Beyond concerns about who is being represented, audiences are also wondering if the stories are being represented accurately. In 2014, StatsCan reported that more Canadians trusted banks or the police than they did the media. While broadcast remains the most trusted source of news when compared to other platforms, this technicality doesn’t give segments like The National a free pass to eschew accountability. As Malik argues, a national newscast should be covering stories that affect all Canadians, and be willing to acknowledge when it’s lacking. However, Craig Silverman, Buzzfeed’s media editor, doesn’t think that having multiple hosts will achieve a diversified program. If anything, he says, having more than one host would alienate the loyal viewers that have been keeping The National afloat for so long. “I think they would want what they’ve been getting,” he says.
To balance the needs of an aging demographic of viewers and those of a younger, more digitally inclined one, Silverman suggests CBC take on a print mindset: legacy publications who want to focus on digital typically downsize their print departments, but are still able to produce the print product that their base audience wants. “Just carve out the newscast and say that this [The National] is going to be a much smaller part of our effort, and it’s going to be one part of a new kind of content production system.” At the end of the day, if The National isn’t able to attract younger viewers, it definitely doesn’t want to alienate its loyal, older ones.
The most problematic issue, Silverman says, is that when Knowlton Nash ceded his chair to Mansbridge in 1988, he was passing on the Canadian institution. “The National doesn’t necessarily have the place that it had before. And so it’s not just finding a new anchor for the program, it’s a moment to rethink the whole thing.” And this is where Malik, Bulgutch, and Silverman all agree: if a push toward digital is the main goal of The National’s revamp, it can’t just mean cutting existing videos to make them more digital friendly; a systemic change needs to happen. Yes, the anchor is important—but what’s more important is who produces the content, and whose stories are represented.
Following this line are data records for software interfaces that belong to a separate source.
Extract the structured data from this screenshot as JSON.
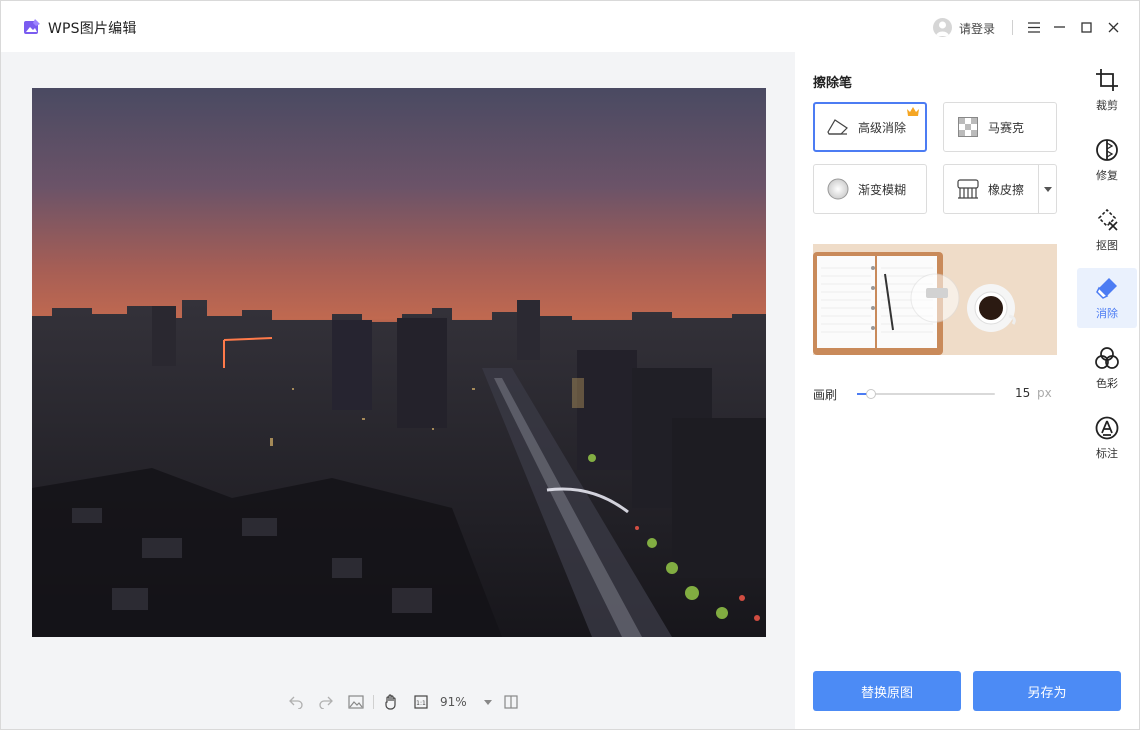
{
  "app": {
    "title": "WPS图片编辑",
    "login_label": "请登录"
  },
  "toolbar": {
    "zoom": "91%"
  },
  "panel": {
    "title": "擦除笔",
    "tools": [
      {
        "label": "高级消除",
        "active": true,
        "premium": true
      },
      {
        "label": "马赛克",
        "active": false
      },
      {
        "label": "渐变模糊",
        "active": false
      },
      {
        "label": "橡皮擦",
        "active": false,
        "has_dropdown": true
      }
    ],
    "brush": {
      "label": "画刷",
      "value": "15",
      "unit": "px",
      "level": 0.1
    },
    "replace_button": "替换原图",
    "save_as_button": "另存为"
  },
  "rail": [
    {
      "label": "裁剪",
      "icon": "crop-icon"
    },
    {
      "label": "修复",
      "icon": "repair-icon"
    },
    {
      "label": "抠图",
      "icon": "cutout-icon"
    },
    {
      "label": "消除",
      "icon": "eraser-icon",
      "active": true
    },
    {
      "label": "色彩",
      "icon": "color-icon"
    },
    {
      "label": "标注",
      "icon": "annotate-icon"
    }
  ],
  "colors": {
    "accent": "#4c7cf3",
    "button": "#4c8bf5",
    "active_bg": "#eaf1fd",
    "canvas_bg": "#f3f4f6"
  }
}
For better or worse, and according to the CBC’s 2017-2018 programming slate, a new version of The National will return this fall. The time has come for the public broadcaster to make the fundamental changes necessary to regain its viewers’ trust and to prove its worth—before its audience signs off for good.